In case you haven’t heard, going abroad just got easier as the U.S. dollar is currently enjoying one of its strongest moments in modern history. Americans are finding that they can get a lot more bang for their buck in a number of global destinations, including two of our all-time favorites: Brazil and Colombia.
In a recent article outlining the top 5 travel spots that just got cheaper for Americans, the good people at CNN Money were kind enough to do the heavy lifting and number crunching on exchange rates, hotel costs and flight prices. Here’s how a strong USD is having a big impact on travel to Latin America:
Brazil is a Bargain
Pack your bikini, speedo and SPF 30: it’s the right time to go to Rio de Janiero - or anywhere else in Brazil for that matter. Brazil’s currency, the Real, has lost almost 30% of its value against the dollar from a year ago. That means places like Rio and São Paulo are much cheaper to visit right now, especially for business.
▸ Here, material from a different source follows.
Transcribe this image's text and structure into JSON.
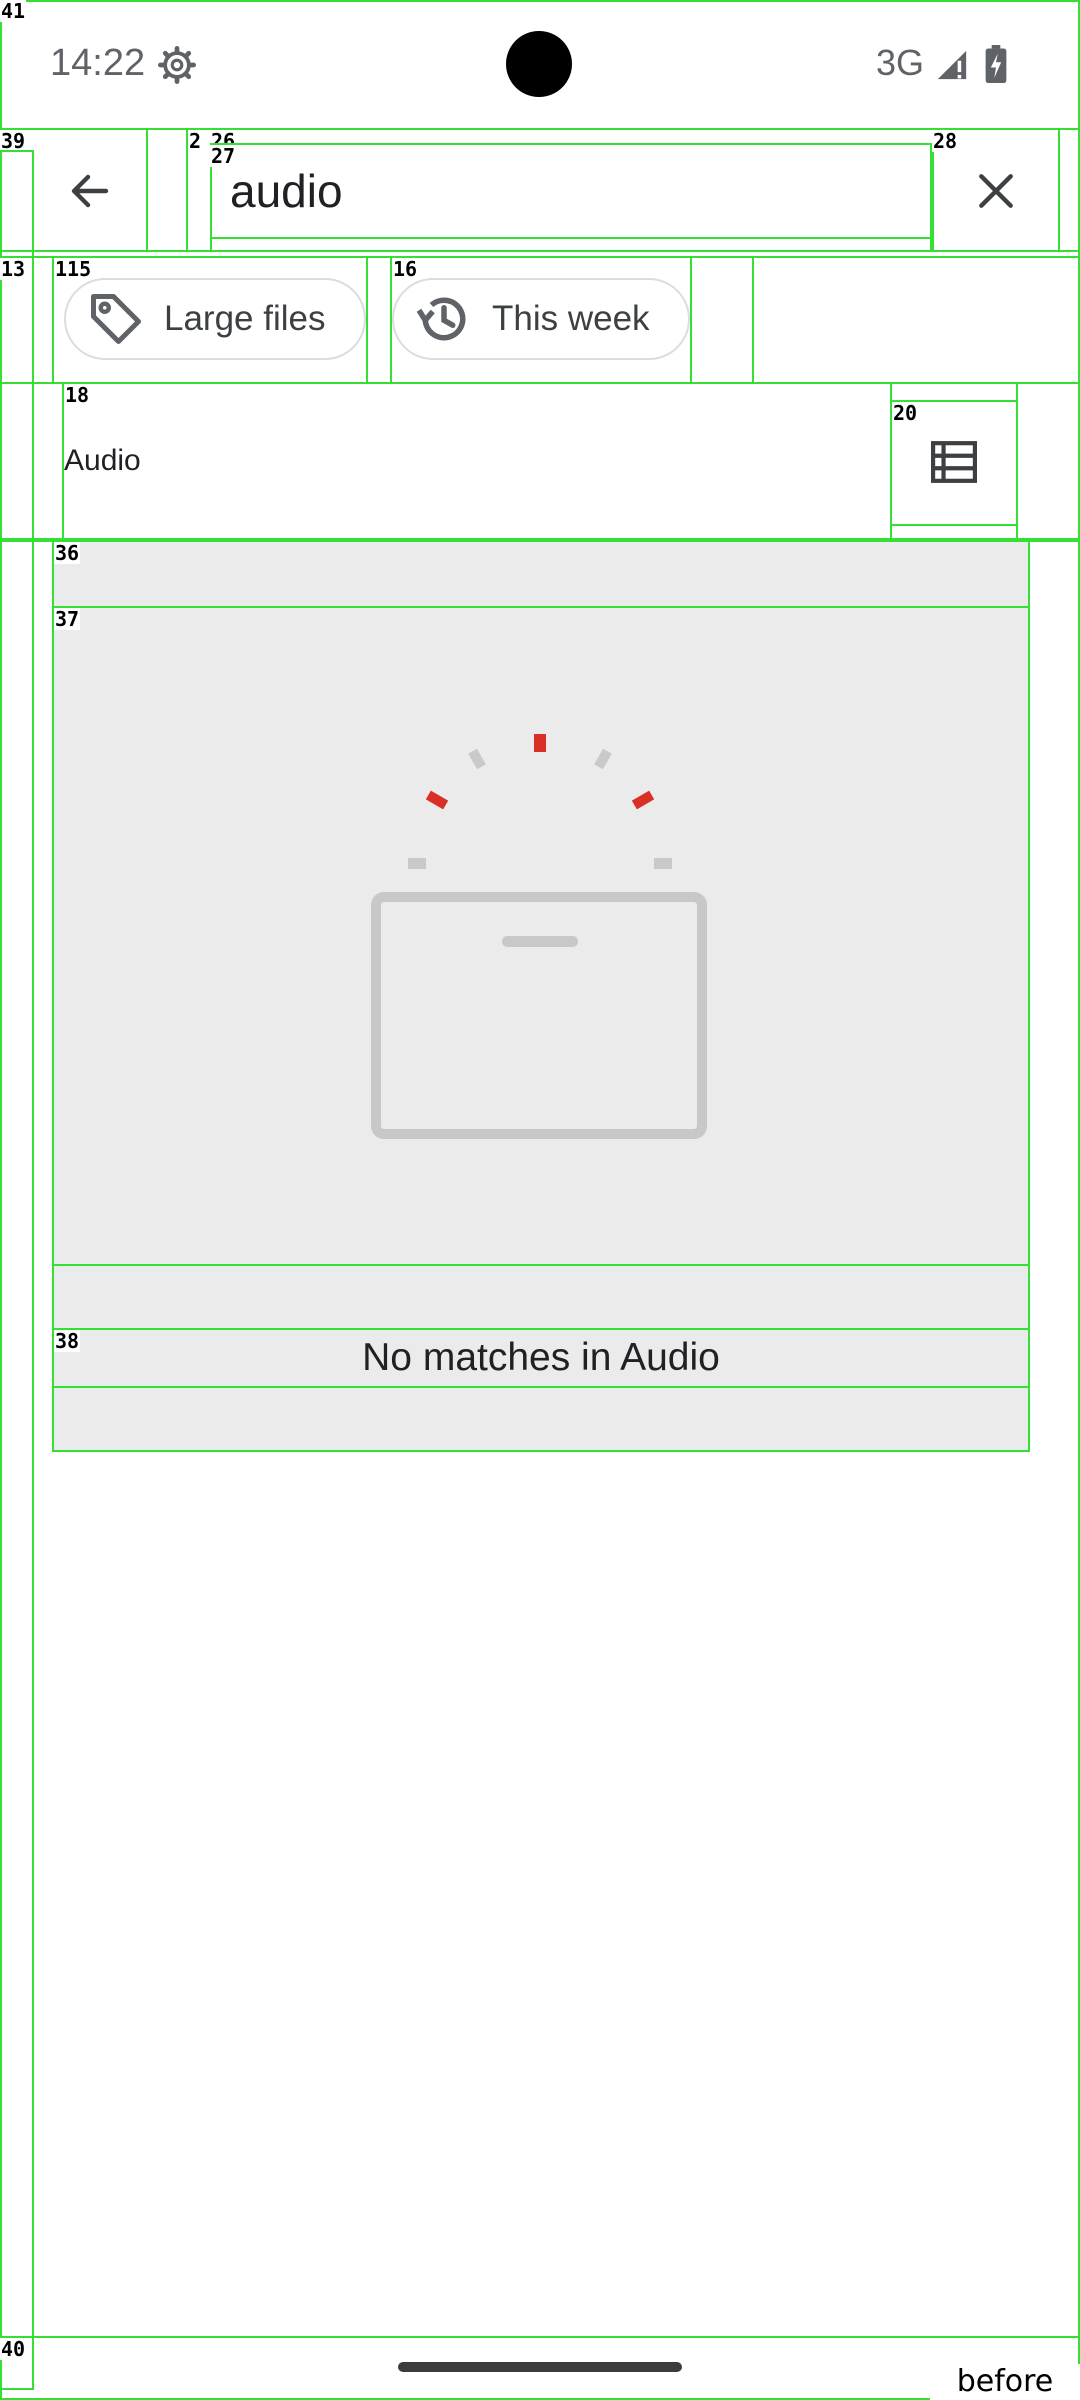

A typical flight from New York to Rio was $1,170 last March. Now it’s $856, according to CNN, which points out that flights have gone down since the World Cup last summer. Hotels in Brazil are 12% cheaper compared to a year ago, TripAdvisor (TRIP) data shows. By the way, you want to go now before prices soar again for the Summer Olympics in 2016.
Brazil’s economy is also getting hurt by inflation and the end of a long commodity boom. Add on a strong dollar and you’ve got a recipe for Americans to B-line it to Brazil in 2015. But if you feel like boning up on your Spanish instead of Portuguese, there’s another steal down South.
Colombia is Calling
Colombia is one of the South America’s best growth stories right now, but the U.S. dollar’s rally keeps the trip cheap. The dollar has gained 18% in value on the peso in the past year, while hotels in Colombia are 10% cheaper from a year ago according to TripAdvisor.
While some Americans may still think of Colombia as the “narco murder capital,” that image is trite and outdated. The country is officially booming with improved security, infrastructure projects and cleanup campaigns that have helped give major Colombian cities a much-needed facelift. The capital of Bogota and Medellin, Colombia’s second largest city, are becoming tech and cultural hubs while the country definitely has no shortage of pristine beaches. As a side note, the coffee is outrageously good and not to mention cheap.
Visit money.cnn.com for more info.Colombia, Rio de Janeiro, Sao Paulo, Travel and Hospitality Industry, Travel Trends